How Common Is Munchausen Syndrome By Proxy? Here’s What You Might Be Wondering After Watching “The Act”

Brownie Harris/Hulu

If you've been keeping up with The Act on Hulu, the dramatization of Gypsy Rose Blanchard's alleged abuse at the hands of her mother Dee Dee, you're probably curious about what drives a caregiver to purposefully make a child seem sick. The act of intentionally making a dependent person seem ill for attention or other gains is called Munchausen syndrome by proxy. While the alleged abuse portrayed in The Act is horrifying, it's not known how common Munchausen by proxy actually is because it's so hard to detect.

The recent rash of exposure thanks to The Act, and HBO productions Mommy Dead & Dearest (also about Blanchard and Dee Dee) and Sharp Objects, are bringing this rare disorder to light. According to the Cleveland Clinic, Munchausen by proxy is now more commonly referred to as factitious disorder imposed on another (FDIA). It's not to be confused with the factitious disorder Munchausen syndrome, which is when a person intentionally makes themselves sick for attention.

The Cleveland Clinic reported that about 1 percent of people have Munchausen syndrome and two in 100,000 children are thought to be the victims of Munchausen by proxy. However, because caregivers go to great lengths to manipulate family, friends, and doctors, it's not known how many cases go undetected.

"People with FDIA are even willing to have the child or patient undergo painful or risky tests and operations in order to get the sympathy and special attention given to people who are truly ill and their families," the Cleveland Clinic explained.

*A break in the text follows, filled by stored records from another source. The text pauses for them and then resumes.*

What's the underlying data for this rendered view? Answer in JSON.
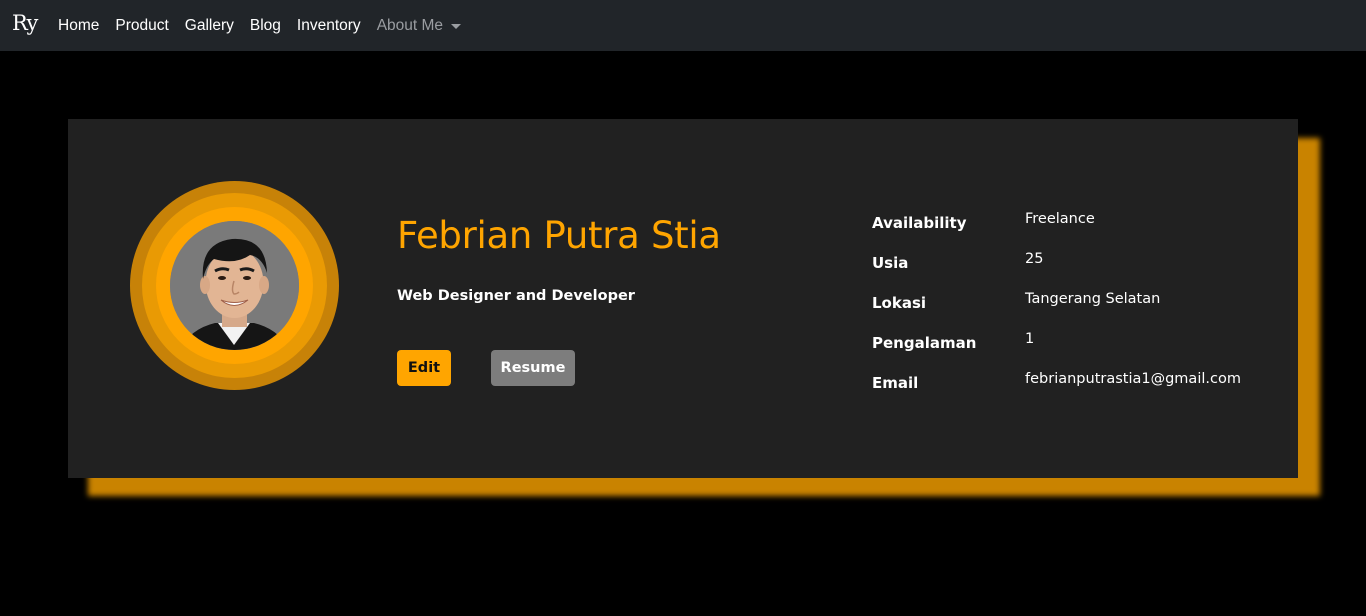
{
  "navbar": {
    "brand": "Ry",
    "links": [
      "Home",
      "Product",
      "Gallery",
      "Blog",
      "Inventory"
    ],
    "dropdown_label": "About Me"
  },
  "profile": {
    "name": "Febrian Putra Stia",
    "role": "Web Designer and Developer",
    "edit_label": "Edit",
    "resume_label": "Resume",
    "photo_alt": "profile-photo"
  },
  "info": [
    {
      "label": "Availability",
      "value": "Freelance"
    },
    {
      "label": "Usia",
      "value": "25"
    },
    {
      "label": "Lokasi",
      "value": "Tangerang Selatan"
    },
    {
      "label": "Pengalaman",
      "value": "1"
    },
    {
      "label": "Email",
      "value": "febrianputrastia1@gmail.com"
    }
  ],
  "colors": {
    "accent": "#ffa500",
    "navbar_bg": "#212529",
    "card_bg": "#212121",
    "page_bg": "#000000",
    "resume_button": "#7d7d7d"
  }
}
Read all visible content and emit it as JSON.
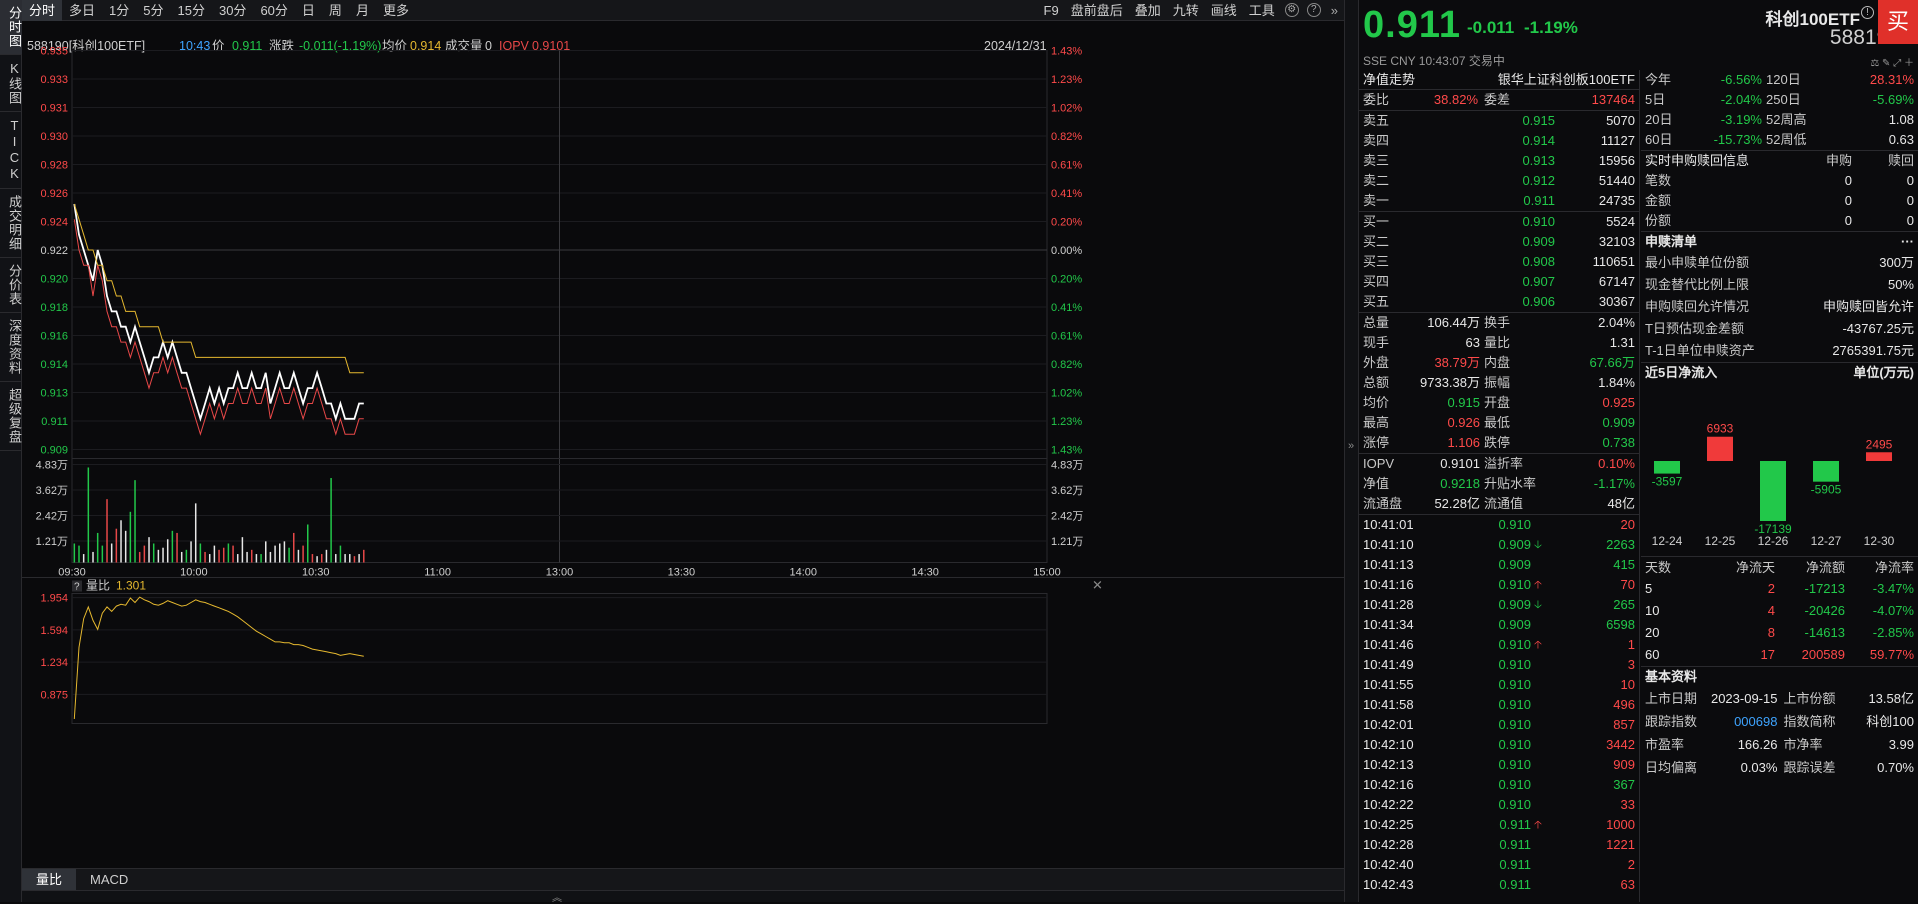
{
  "nav_left": [
    "分时图",
    "K线图",
    "TICK",
    "成交明细",
    "分价表",
    "深度资料",
    "超级复盘"
  ],
  "toolbar": {
    "periods": [
      "分时",
      "多日",
      "1分",
      "5分",
      "15分",
      "30分",
      "60分",
      "日",
      "周",
      "月",
      "更多"
    ],
    "right": [
      "F9",
      "盘前盘后",
      "叠加",
      "九转",
      "画线",
      "工具"
    ]
  },
  "infobar": {
    "code_name": "588190[科创100ETF]",
    "time": "10:43",
    "price_label": "价",
    "price": "0.911",
    "chg_label": "涨跌",
    "chg": "-0.011(-1.19%)",
    "avg_label": "均价",
    "avg": "0.914",
    "vol_label": "成交量",
    "vol": "0",
    "iopv_label": "IOPV",
    "iopv": "0.9101",
    "date": "2024/12/31"
  },
  "chart_data": [
    {
      "type": "line",
      "title": "分时",
      "y_left_ticks": [
        "0.935",
        "0.933",
        "0.931",
        "0.930",
        "0.928",
        "0.926",
        "0.924",
        "0.922",
        "0.920",
        "0.918",
        "0.916",
        "0.914",
        "0.913",
        "0.911",
        "0.909"
      ],
      "y_right_ticks": [
        "1.43%",
        "1.23%",
        "1.02%",
        "0.82%",
        "0.61%",
        "0.41%",
        "0.20%",
        "0.00%",
        "0.20%",
        "0.41%",
        "0.61%",
        "0.82%",
        "1.02%",
        "1.23%",
        "1.43%"
      ],
      "x_ticks": [
        "09:30",
        "10:00",
        "10:30",
        "11:00",
        "13:00",
        "13:30",
        "14:00",
        "14:30",
        "15:00"
      ],
      "ylim": [
        0.909,
        0.935
      ],
      "prev_close": 0.922,
      "series": [
        {
          "name": "价",
          "color": "#ffffff",
          "values": [
            0.925,
            0.923,
            0.922,
            0.921,
            0.92,
            0.922,
            0.921,
            0.919,
            0.918,
            0.918,
            0.917,
            0.917,
            0.916,
            0.917,
            0.916,
            0.915,
            0.914,
            0.915,
            0.915,
            0.916,
            0.915,
            0.916,
            0.915,
            0.914,
            0.914,
            0.913,
            0.912,
            0.911,
            0.912,
            0.913,
            0.912,
            0.913,
            0.912,
            0.913,
            0.913,
            0.914,
            0.913,
            0.913,
            0.914,
            0.913,
            0.913,
            0.914,
            0.912,
            0.913,
            0.914,
            0.913,
            0.913,
            0.914,
            0.913,
            0.912,
            0.913,
            0.913,
            0.914,
            0.913,
            0.912,
            0.912,
            0.911,
            0.912,
            0.911,
            0.911,
            0.911,
            0.912,
            0.912
          ]
        },
        {
          "name": "均价",
          "color": "#e5b82f",
          "values": [
            0.925,
            0.924,
            0.923,
            0.922,
            0.922,
            0.921,
            0.921,
            0.92,
            0.92,
            0.919,
            0.919,
            0.918,
            0.918,
            0.918,
            0.917,
            0.917,
            0.917,
            0.917,
            0.917,
            0.916,
            0.916,
            0.916,
            0.916,
            0.916,
            0.916,
            0.916,
            0.915,
            0.915,
            0.915,
            0.915,
            0.915,
            0.915,
            0.915,
            0.915,
            0.915,
            0.915,
            0.915,
            0.915,
            0.915,
            0.915,
            0.915,
            0.915,
            0.915,
            0.915,
            0.915,
            0.915,
            0.915,
            0.915,
            0.915,
            0.915,
            0.915,
            0.915,
            0.915,
            0.915,
            0.915,
            0.915,
            0.915,
            0.915,
            0.915,
            0.914,
            0.914,
            0.914,
            0.914
          ]
        },
        {
          "name": "IOPV",
          "color": "#e84848",
          "values": [
            0.924,
            0.922,
            0.921,
            0.921,
            0.919,
            0.921,
            0.92,
            0.918,
            0.917,
            0.917,
            0.916,
            0.916,
            0.915,
            0.916,
            0.915,
            0.914,
            0.913,
            0.914,
            0.914,
            0.915,
            0.914,
            0.915,
            0.914,
            0.913,
            0.913,
            0.912,
            0.911,
            0.91,
            0.911,
            0.912,
            0.911,
            0.912,
            0.911,
            0.912,
            0.912,
            0.913,
            0.912,
            0.912,
            0.913,
            0.912,
            0.912,
            0.913,
            0.911,
            0.912,
            0.913,
            0.912,
            0.912,
            0.913,
            0.912,
            0.911,
            0.912,
            0.912,
            0.913,
            0.912,
            0.911,
            0.911,
            0.91,
            0.911,
            0.91,
            0.91,
            0.91,
            0.911,
            0.911
          ]
        }
      ],
      "volume": {
        "y_ticks": [
          "4.83万",
          "3.62万",
          "2.42万",
          "1.21万"
        ],
        "ylim": [
          0,
          48300
        ],
        "values": [
          9000,
          8000,
          4000,
          45000,
          5000,
          14000,
          8000,
          30000,
          9000,
          16000,
          20000,
          15000,
          24000,
          39000,
          5000,
          8000,
          12000,
          9000,
          6000,
          7000,
          11000,
          15000,
          14000,
          5000,
          6000,
          10000,
          28000,
          9000,
          5000,
          4000,
          8000,
          6000,
          7000,
          9000,
          8000,
          4000,
          12000,
          5000,
          6000,
          4000,
          4000,
          10000,
          5000,
          8000,
          9000,
          10000,
          7000,
          14000,
          6000,
          8000,
          18000,
          4000,
          3000,
          4000,
          6000,
          40000,
          4000,
          8000,
          4000,
          4000,
          3000,
          4000,
          6000
        ],
        "colors": [
          "g",
          "g",
          "w",
          "g",
          "w",
          "g",
          "g",
          "r",
          "w",
          "r",
          "w",
          "w",
          "g",
          "g",
          "r",
          "r",
          "w",
          "g",
          "w",
          "w",
          "w",
          "g",
          "r",
          "w",
          "g",
          "w",
          "w",
          "g",
          "r",
          "w",
          "w",
          "r",
          "r",
          "g",
          "r",
          "w",
          "w",
          "w",
          "r",
          "w",
          "g",
          "w",
          "w",
          "w",
          "w",
          "w",
          "g",
          "r",
          "w",
          "r",
          "g",
          "r",
          "w",
          "r",
          "w",
          "g",
          "w",
          "g",
          "w",
          "w",
          "r",
          "w",
          "r"
        ]
      }
    },
    {
      "type": "line",
      "title": "量比",
      "series": [
        {
          "name": "量比",
          "color": "#e5b82f",
          "values": [
            0.6,
            1.4,
            1.72,
            1.85,
            1.7,
            1.6,
            1.78,
            1.85,
            1.8,
            1.86,
            1.88,
            1.87,
            1.95,
            1.9,
            1.96,
            1.93,
            1.91,
            1.88,
            1.87,
            1.89,
            1.92,
            1.9,
            1.88,
            1.86,
            1.87,
            1.9,
            1.93,
            1.91,
            1.9,
            1.88,
            1.86,
            1.84,
            1.82,
            1.8,
            1.77,
            1.74,
            1.7,
            1.66,
            1.62,
            1.58,
            1.55,
            1.52,
            1.49,
            1.46,
            1.46,
            1.45,
            1.45,
            1.43,
            1.43,
            1.42,
            1.4,
            1.38,
            1.37,
            1.36,
            1.35,
            1.34,
            1.33,
            1.31,
            1.32,
            1.33,
            1.32,
            1.31,
            1.3
          ]
        }
      ],
      "y_ticks": [
        "1.954",
        "1.594",
        "1.234",
        "0.875"
      ],
      "ylim": [
        0.55,
        2.0
      ],
      "label": "量比",
      "value": "1.301"
    }
  ],
  "bottom_tabs": [
    "量比",
    "MACD"
  ],
  "right": {
    "price": "0.911",
    "change": "-0.011",
    "change_pct": "-1.19%",
    "name": "科创100ETF",
    "code": "588190",
    "buy_label": "买",
    "sub_info": "SSE  CNY  10:43:07  交易中",
    "nav_title": "净值走势",
    "fund_title": "银华上证科创板100ETF",
    "weibi_label": "委比",
    "weibi": "38.82%",
    "weicha_label": "委差",
    "weicha": "137464",
    "asks": [
      {
        "l": "卖五",
        "p": "0.915",
        "v": "5070"
      },
      {
        "l": "卖四",
        "p": "0.914",
        "v": "11127"
      },
      {
        "l": "卖三",
        "p": "0.913",
        "v": "15956"
      },
      {
        "l": "卖二",
        "p": "0.912",
        "v": "51440"
      },
      {
        "l": "卖一",
        "p": "0.911",
        "v": "24735"
      }
    ],
    "bids": [
      {
        "l": "买一",
        "p": "0.910",
        "v": "5524"
      },
      {
        "l": "买二",
        "p": "0.909",
        "v": "32103"
      },
      {
        "l": "买三",
        "p": "0.908",
        "v": "110651"
      },
      {
        "l": "买四",
        "p": "0.907",
        "v": "67147"
      },
      {
        "l": "买五",
        "p": "0.906",
        "v": "30367"
      }
    ],
    "stats": [
      [
        {
          "k": "总量",
          "v": "106.44万",
          "c": "wht"
        },
        {
          "k": "换手",
          "v": "2.04%",
          "c": "wht"
        }
      ],
      [
        {
          "k": "现手",
          "v": "63",
          "c": "wht"
        },
        {
          "k": "量比",
          "v": "1.31",
          "c": "wht"
        }
      ],
      [
        {
          "k": "外盘",
          "v": "38.79万",
          "c": "red"
        },
        {
          "k": "内盘",
          "v": "67.66万",
          "c": "green"
        }
      ],
      [
        {
          "k": "总额",
          "v": "9733.38万",
          "c": "wht"
        },
        {
          "k": "振幅",
          "v": "1.84%",
          "c": "wht"
        }
      ],
      [
        {
          "k": "均价",
          "v": "0.915",
          "c": "green"
        },
        {
          "k": "开盘",
          "v": "0.925",
          "c": "red"
        }
      ],
      [
        {
          "k": "最高",
          "v": "0.926",
          "c": "red"
        },
        {
          "k": "最低",
          "v": "0.909",
          "c": "green"
        }
      ],
      [
        {
          "k": "涨停",
          "v": "1.106",
          "c": "red"
        },
        {
          "k": "跌停",
          "v": "0.738",
          "c": "green"
        }
      ]
    ],
    "stats2": [
      [
        {
          "k": "IOPV",
          "v": "0.9101",
          "c": "wht"
        },
        {
          "k": "溢折率",
          "v": "0.10%",
          "c": "red"
        }
      ],
      [
        {
          "k": "净值",
          "v": "0.9218",
          "c": "green"
        },
        {
          "k": "升贴水率",
          "v": "-1.17%",
          "c": "green"
        }
      ],
      [
        {
          "k": "流通盘",
          "v": "52.28亿",
          "c": "wht"
        },
        {
          "k": "流通值",
          "v": "48亿",
          "c": "wht"
        }
      ]
    ],
    "ticks": [
      {
        "t": "10:41:01",
        "p": "0.910",
        "a": "",
        "v": "20",
        "vc": "red"
      },
      {
        "t": "10:41:10",
        "p": "0.909",
        "a": "down",
        "v": "2263",
        "vc": "green"
      },
      {
        "t": "10:41:13",
        "p": "0.909",
        "a": "",
        "v": "415",
        "vc": "green"
      },
      {
        "t": "10:41:16",
        "p": "0.910",
        "a": "up",
        "v": "70",
        "vc": "red"
      },
      {
        "t": "10:41:28",
        "p": "0.909",
        "a": "down",
        "v": "265",
        "vc": "green"
      },
      {
        "t": "10:41:34",
        "p": "0.909",
        "a": "",
        "v": "6598",
        "vc": "green"
      },
      {
        "t": "10:41:46",
        "p": "0.910",
        "a": "up",
        "v": "1",
        "vc": "red"
      },
      {
        "t": "10:41:49",
        "p": "0.910",
        "a": "",
        "v": "3",
        "vc": "red"
      },
      {
        "t": "10:41:55",
        "p": "0.910",
        "a": "",
        "v": "10",
        "vc": "red"
      },
      {
        "t": "10:41:58",
        "p": "0.910",
        "a": "",
        "v": "496",
        "vc": "red"
      },
      {
        "t": "10:42:01",
        "p": "0.910",
        "a": "",
        "v": "857",
        "vc": "red"
      },
      {
        "t": "10:42:10",
        "p": "0.910",
        "a": "",
        "v": "3442",
        "vc": "red"
      },
      {
        "t": "10:42:13",
        "p": "0.910",
        "a": "",
        "v": "909",
        "vc": "red"
      },
      {
        "t": "10:42:16",
        "p": "0.910",
        "a": "",
        "v": "367",
        "vc": "green"
      },
      {
        "t": "10:42:22",
        "p": "0.910",
        "a": "",
        "v": "33",
        "vc": "red"
      },
      {
        "t": "10:42:25",
        "p": "0.911",
        "a": "up",
        "v": "1000",
        "vc": "red"
      },
      {
        "t": "10:42:28",
        "p": "0.911",
        "a": "",
        "v": "1221",
        "vc": "red"
      },
      {
        "t": "10:42:40",
        "p": "0.911",
        "a": "",
        "v": "2",
        "vc": "red"
      },
      {
        "t": "10:42:43",
        "p": "0.911",
        "a": "",
        "v": "63",
        "vc": "red"
      }
    ],
    "perf": [
      [
        {
          "k": "今年",
          "v": "-6.56%",
          "c": "green"
        },
        {
          "k": "120日",
          "v": "28.31%",
          "c": "red"
        }
      ],
      [
        {
          "k": "5日",
          "v": "-2.04%",
          "c": "green"
        },
        {
          "k": "250日",
          "v": "-5.69%",
          "c": "green"
        }
      ],
      [
        {
          "k": "20日",
          "v": "-3.19%",
          "c": "green"
        },
        {
          "k": "52周高",
          "v": "1.08",
          "c": "wht"
        }
      ],
      [
        {
          "k": "60日",
          "v": "-15.73%",
          "c": "green"
        },
        {
          "k": "52周低",
          "v": "0.63",
          "c": "wht"
        }
      ]
    ],
    "sg_title": "实时申购赎回信息",
    "sg_headers": [
      "申购",
      "赎回"
    ],
    "sg_rows": [
      {
        "k": "笔数",
        "a": "0",
        "b": "0"
      },
      {
        "k": "金额",
        "a": "0",
        "b": "0"
      },
      {
        "k": "份额",
        "a": "0",
        "b": "0"
      }
    ],
    "sl_title": "申赎清单",
    "sl_more": "···",
    "sl_rows": [
      {
        "k": "最小申赎单位份额",
        "v": "300万"
      },
      {
        "k": "现金替代比例上限",
        "v": "50%"
      },
      {
        "k": "申购赎回允许情况",
        "v": "申购赎回皆允许"
      },
      {
        "k": "T日预估现金差额",
        "v": "-43767.25元"
      },
      {
        "k": "T-1日单位申赎资产",
        "v": "2765391.75元"
      }
    ],
    "flow_title": "近5日净流入",
    "flow_unit": "单位(万元)",
    "flow_chart": {
      "type": "bar",
      "categories": [
        "12-24",
        "12-25",
        "12-26",
        "12-27",
        "12-30"
      ],
      "values": [
        -3597,
        6933,
        -17139,
        -5905,
        2495
      ]
    },
    "flow_headers": [
      "天数",
      "净流天",
      "净流额",
      "净流率"
    ],
    "flow_rows": [
      {
        "d": "5",
        "n": "2",
        "a": "-17213",
        "r": "-3.47%"
      },
      {
        "d": "10",
        "n": "4",
        "a": "-20426",
        "r": "-4.07%"
      },
      {
        "d": "20",
        "n": "8",
        "a": "-14613",
        "r": "-2.85%"
      },
      {
        "d": "60",
        "n": "17",
        "a": "200589",
        "r": "59.77%"
      }
    ],
    "basic_title": "基本资料",
    "basic_rows": [
      [
        {
          "k": "上市日期",
          "v": "2023-09-15",
          "c": "wht"
        },
        {
          "k": "上市份额",
          "v": "13.58亿",
          "c": "wht"
        }
      ],
      [
        {
          "k": "跟踪指数",
          "v": "000698",
          "c": "blu"
        },
        {
          "k": "指数简称",
          "v": "科创100",
          "c": "wht"
        }
      ],
      [
        {
          "k": "市盈率",
          "v": "166.26",
          "c": "wht"
        },
        {
          "k": "市净率",
          "v": "3.99",
          "c": "wht"
        }
      ],
      [
        {
          "k": "日均偏离",
          "v": "0.03%",
          "c": "wht"
        },
        {
          "k": "跟踪误差",
          "v": "0.70%",
          "c": "wht"
        }
      ]
    ]
  }
}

If a death results from Munchausen by proxy, it's is typically the victim, not the perpetrator, who dies. Marc Feldman, clinical professor of psychiatry at the University of Alabama and author of the book Playing Sick?, told the Springfield News-Leader that Blanchard's case — she is currently serving 10 years in prison for her involvement in her mother's murder — is unprecedented. He said that in his 25 years studying the disorder, this is the first case he's come across where a child retaliated and caused the death of a caregiver in order to escape the abuse.

He also noted that Blanchard's road to recovery may not be an easy one. "Adult survivors of Munchausen by proxy, they almost invariably have post-traumatic stress disorder. If not the full-blown disorder, at least symptoms like flashbacks." While Blanchard was in her early 20s when she participated in an alleged plot to kill her mother with her then-boyfriend, Nicholas Godejohn, she had been told by her mother that she was still a teenager.

In an interview with Dr. Phil, Blanchard claimed that if she didn't comply with her mother's wishes, she was beaten with coat hangers and berated. Some of the things Blanchard was allegedly subjected to include a forced feeding tube, the unnecessary removal of her salivary glands, myriad medications she didn't need (including one that made her teeth rot), and the use of a wheelchair even though she could walk without assistance.

Blanchard's is not the only high-profile story of Munchausen syndrome by proxy. A Dallas-Forth Worth CBS News affiliate reported in 2017 that an 8-year-old boy named Christopher Bowen was subjected to 323 hospital and doctor visits and 13 unnecessary surgeries despite being perfectly healthy. The boy's father reportedly tried to gain custody of his son to stop the alleged abuse, but like in many cases of Munchausen by proxy, sympathy was given to the caregiver of the "sick" child.

"The judge looked at myself and my attorney and said I can’t believe you’d even bring her back to court with your child about to die," Bowen's father Ryan Crawford told CBS News. A child protective services investigation ultimately found that the caregiver likely had Munchausen syndrome by proxy.

Because the disorder is rare and the perpetrators are so skilled at hiding the truth, Munchausen by proxy can be difficult to identify. Symptoms to look out for, according to the Cleveland Clinic, include an extensive history of hospitalizations, often with a strange set of symptoms; worsening of symptoms when the child is alone with the caregiver; symptoms that are at odds with diagnostic tests (like Dee Dee insisting Blanchard had muscular dystrophy despite the tests being negative); an unusual illness or death of a child; and signs of unexplained chemicals in the child's body.

"[Caregivers] might simply lie about symptoms, alter diagnostic tests (such as contaminating a urine sample), falsify medical records, or induce symptoms through various means, such as poisoning, suffocating, starving, and causing infection," the Cleveland Clinic explained.

If you suspect someone you know is a victim of Munchausen syndrome by proxy, the American Academy of Family Physicians said on its website that you can report it confidentially by calling Childhelp National Child Abuse Hotline at 1-800-4-A-CHILD (1-800-422-4453).